Amaretti, croccante from Fiumalbo and torrone
I hope by now you have come to understand the great variety Emilian cuisine offers, and for this reason it will not come as a surprise to hear that not all the Christmas specialties of Modena have been presented here.
In many houses in Modena you can find Amaretti biscuits, soft biscuits prepared with almonds, sugar, egg whites and bitter almonds; in other houses you’ll find the famous torrone (nougat) with dried fruit; and elsewhere you can taste the Croccante from Fiumalbo. Unlike the classic version, here almonds are cut into thin slices resulting in a thinner and more delicate crisp. It is rolled before cooling and packaged in the shape of a cylinder.
Wine, beer and spirits
This great variety of dishes and typical products can only be accompanied by notable drinks that enhance their aromas and taste. We can start with the Lambrusco wine in its four varieties: Grasparossa, Salamino, Sorbara and Modena.
On the Christmas table in the hills and foothills of the Terre di Castelli, Grasparossa is a must which with its robust flavour complements and completes the character of the dishes mentioned. Another wine is Pignoletto dei Colli Bolognesi produced in the hills surrounding Bologna and Savignano sul Panaro which thanks to its bitter aftertaste and freshness will lighten these rich dishes.
To round off your meal a glass of nocino, Modena’s excellent digestif obtained from the fermentation of walnut husk.

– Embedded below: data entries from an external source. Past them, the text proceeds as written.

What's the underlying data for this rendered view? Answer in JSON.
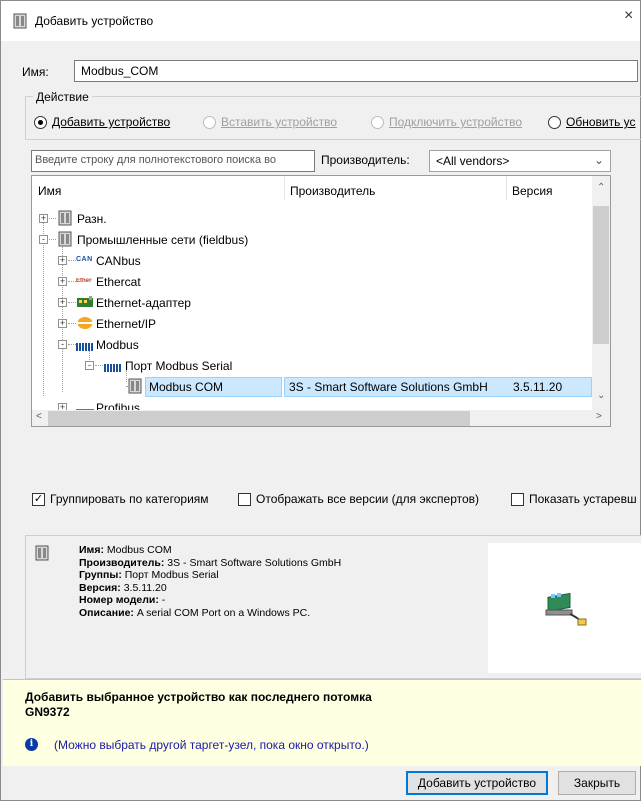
{
  "window": {
    "title": "Добавить устройство",
    "close_glyph": "×"
  },
  "name_field": {
    "label": "Имя:",
    "value": "Modbus_COM"
  },
  "action_group": {
    "title": "Действие",
    "options": [
      {
        "label": "Добавить устройство",
        "checked": true,
        "enabled": true
      },
      {
        "label": "Вставить устройство",
        "checked": false,
        "enabled": false
      },
      {
        "label": "Подключить устройство",
        "checked": false,
        "enabled": false
      },
      {
        "label": "Обновить ус",
        "checked": false,
        "enabled": true
      }
    ]
  },
  "search": {
    "placeholder": "Введите строку для полнотекстового поиска во",
    "vendor_label": "Производитель:",
    "vendor_value": "<All vendors>"
  },
  "tree": {
    "columns": [
      "Имя",
      "Производитель",
      "Версия"
    ],
    "rows": [
      {
        "name": "Разн.",
        "vendor": "",
        "version": "",
        "icon": "device-folder-icon",
        "expander": "+"
      },
      {
        "name": "Промышленные сети (fieldbus)",
        "vendor": "",
        "version": "",
        "icon": "device-folder-icon",
        "expander": "-"
      },
      {
        "name": "CANbus",
        "vendor": "",
        "version": "",
        "icon": "can-icon",
        "icon_text": "CAN",
        "expander": "+"
      },
      {
        "name": "Ethercat",
        "vendor": "",
        "version": "",
        "icon": "ethercat-icon",
        "icon_text": "EtherCAT",
        "expander": "+"
      },
      {
        "name": "Ethernet-адаптер",
        "vendor": "",
        "version": "",
        "icon": "ethernet-adapter-icon",
        "expander": "+"
      },
      {
        "name": "Ethernet/IP",
        "vendor": "",
        "version": "",
        "icon": "ethernet-ip-icon",
        "expander": "+"
      },
      {
        "name": "Modbus",
        "vendor": "",
        "version": "",
        "icon": "modbus-icon",
        "expander": "-"
      },
      {
        "name": "Порт Modbus Serial",
        "vendor": "",
        "version": "",
        "icon": "modbus-icon",
        "expander": "-"
      },
      {
        "name": "Modbus COM",
        "vendor": "3S - Smart Software Solutions GmbH",
        "version": "3.5.11.20",
        "icon": "device-icon",
        "selected": true
      },
      {
        "name": "Profibus",
        "vendor": "",
        "version": "",
        "icon": "profibus-icon",
        "expander": "+"
      }
    ]
  },
  "options": {
    "group_by_category": {
      "label": "Группировать по категориям",
      "checked": true
    },
    "show_all_versions": {
      "label": "Отображать все версии (для экспертов)",
      "checked": false
    },
    "show_outdated": {
      "label": "Показать устаревш",
      "checked": false
    }
  },
  "info": {
    "name_label": "Имя:",
    "name_value": "Modbus COM",
    "vendor_label": "Производитель:",
    "vendor_value": "3S - Smart Software Solutions GmbH",
    "groups_label": "Группы:",
    "groups_value": "Порт Modbus Serial",
    "version_label": "Версия:",
    "version_value": "3.5.11.20",
    "model_label": "Номер модели:",
    "model_value": "-",
    "description_label": "Описание:",
    "description_value": "A serial COM Port on a Windows PC."
  },
  "footer": {
    "append_title": "Добавить выбранное устройство как последнего потомка",
    "target_node": "GN9372",
    "hint": "(Можно выбрать другой таргет-узел, пока окно открыто.)"
  },
  "buttons": {
    "add": "Добавить устройство",
    "close": "Закрыть"
  },
  "colors": {
    "selection": "#cce8ff",
    "info_panel": "#ffffe1",
    "hint_text": "#1a1aa6",
    "default_button_border": "#0078d7"
  }
}
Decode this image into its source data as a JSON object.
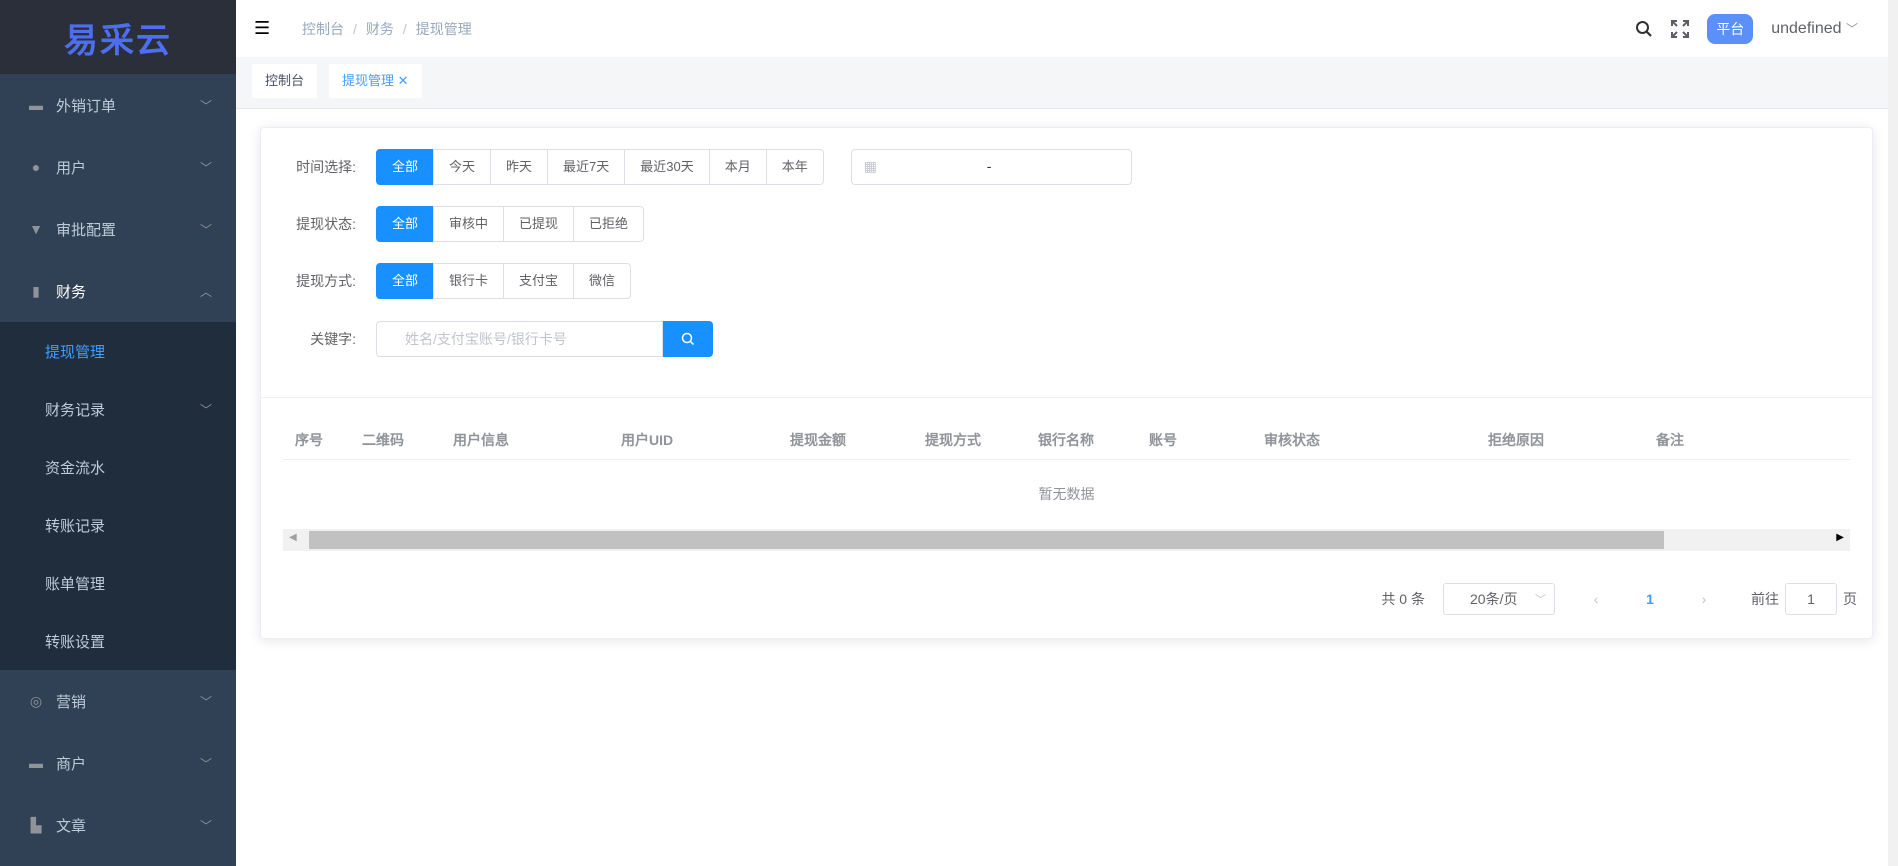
{
  "logo": "易采云",
  "sidebar": {
    "items": [
      {
        "label": "外销订单",
        "icon": "briefcase-icon"
      },
      {
        "label": "用户",
        "icon": "user-icon"
      },
      {
        "label": "审批配置",
        "icon": "stamp-icon"
      },
      {
        "label": "财务",
        "icon": "bar-chart-icon"
      },
      {
        "label": "营销",
        "icon": "lifebuoy-icon"
      },
      {
        "label": "商户",
        "icon": "store-icon"
      },
      {
        "label": "文章",
        "icon": "book-icon"
      }
    ],
    "finance_sub": [
      "提现管理",
      "财务记录",
      "资金流水",
      "转账记录",
      "账单管理",
      "转账设置"
    ]
  },
  "header": {
    "breadcrumb": [
      "控制台",
      "财务",
      "提现管理"
    ],
    "badge": "平台",
    "user": "undefined"
  },
  "tabs": [
    {
      "label": "控制台"
    },
    {
      "label": "提现管理"
    }
  ],
  "filters": {
    "time": {
      "label": "时间选择:",
      "options": [
        "全部",
        "今天",
        "昨天",
        "最近7天",
        "最近30天",
        "本月",
        "本年"
      ],
      "date_sep": "-"
    },
    "status": {
      "label": "提现状态:",
      "options": [
        "全部",
        "审核中",
        "已提现",
        "已拒绝"
      ]
    },
    "method": {
      "label": "提现方式:",
      "options": [
        "全部",
        "银行卡",
        "支付宝",
        "微信"
      ]
    },
    "keyword": {
      "label": "关键字:",
      "placeholder": "姓名/支付宝账号/银行卡号"
    }
  },
  "table": {
    "columns": [
      "序号",
      "二维码",
      "用户信息",
      "用户UID",
      "提现金额",
      "提现方式",
      "银行名称",
      "账号",
      "审核状态",
      "拒绝原因",
      "备注"
    ],
    "empty": "暂无数据"
  },
  "pagination": {
    "total": "共 0 条",
    "page_size": "20条/页",
    "current": "1",
    "goto": "前往",
    "goto_value": "1",
    "page_unit": "页"
  }
}
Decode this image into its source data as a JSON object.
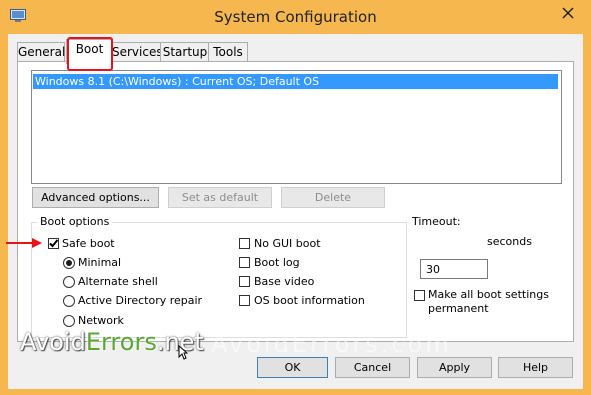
{
  "window": {
    "title": "System Configuration"
  },
  "tabs": [
    {
      "label": "General"
    },
    {
      "label": "Boot"
    },
    {
      "label": "Services"
    },
    {
      "label": "Startup"
    },
    {
      "label": "Tools"
    }
  ],
  "os_list": {
    "items": [
      "Windows 8.1 (C:\\Windows) : Current OS; Default OS"
    ]
  },
  "buttons": {
    "advanced_options": "Advanced options...",
    "set_as_default": "Set as default",
    "delete": "Delete",
    "ok": "OK",
    "cancel": "Cancel",
    "apply": "Apply",
    "help": "Help"
  },
  "boot_options": {
    "label": "Boot options",
    "safe_boot": {
      "label": "Safe boot",
      "checked": true
    },
    "radios": [
      {
        "label": "Minimal",
        "selected": true
      },
      {
        "label": "Alternate shell",
        "selected": false
      },
      {
        "label": "Active Directory repair",
        "selected": false
      },
      {
        "label": "Network",
        "selected": false
      }
    ],
    "right_checks": [
      {
        "label": "No GUI boot",
        "checked": false
      },
      {
        "label": "Boot log",
        "checked": false
      },
      {
        "label": "Base video",
        "checked": false
      },
      {
        "label": "OS boot information",
        "checked": false
      }
    ]
  },
  "timeout": {
    "label": "Timeout:",
    "value": "30",
    "unit": "seconds"
  },
  "make_permanent": {
    "label_line1": "Make all boot settings",
    "label_line2": "permanent",
    "checked": false
  },
  "watermark": {
    "part1": "Avoid",
    "part2": "Errors",
    "part3": ".net",
    "ghost": "AvoidErrors.com"
  },
  "colors": {
    "accent_border": "#e8131a",
    "selection": "#3399ff",
    "arrow": "#e8131a",
    "watermark_green": "#5aa832",
    "title_bar": "#f6b84e"
  }
}
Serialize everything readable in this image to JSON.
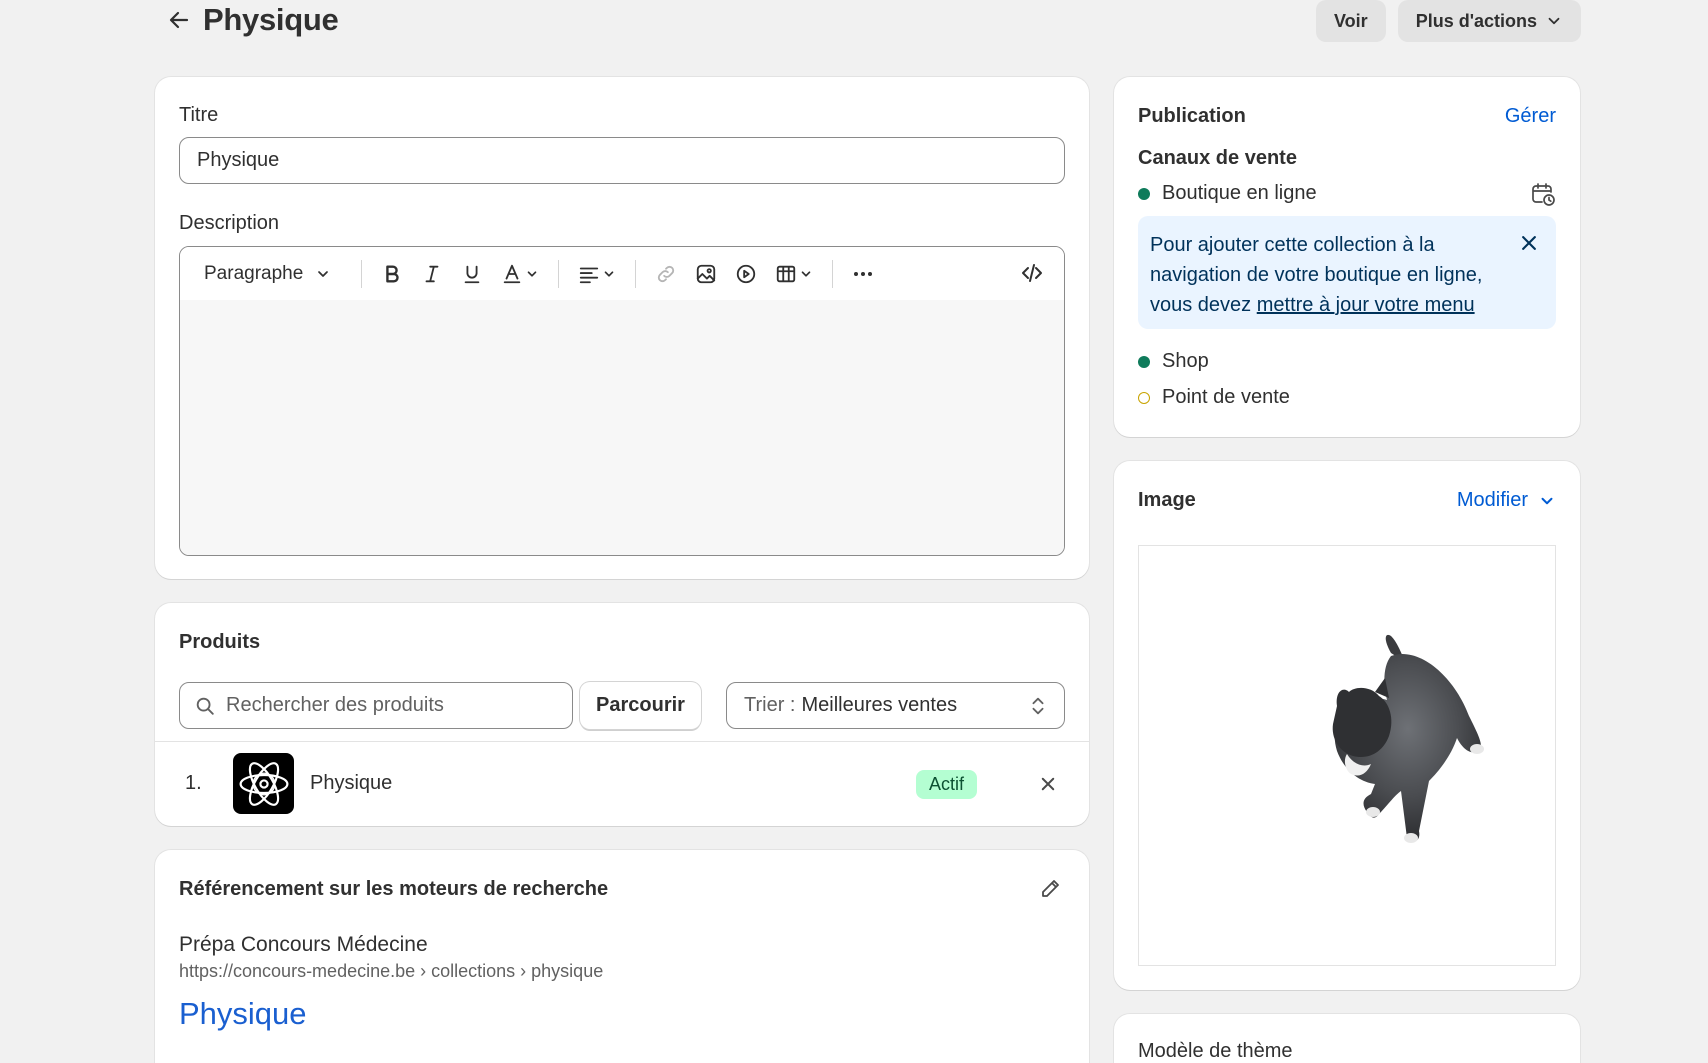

If you are lucky enough to visit Modena and the Terre di Castelli area during the Christmas season, you will be highly satisfied so far as eating is concerned. With the abundance of Christmas specialties on offer, the warm welcome and the great desire to share, the people of Modena will win you over and you’ll be itching to return. Whether in the summer, when the countryside offers delicacies such as Vignola's famous Moretta Cherry IGP, or in the autumn, a period full of country festivals and events, your visit to Terre di Castelli will certainly be remembered.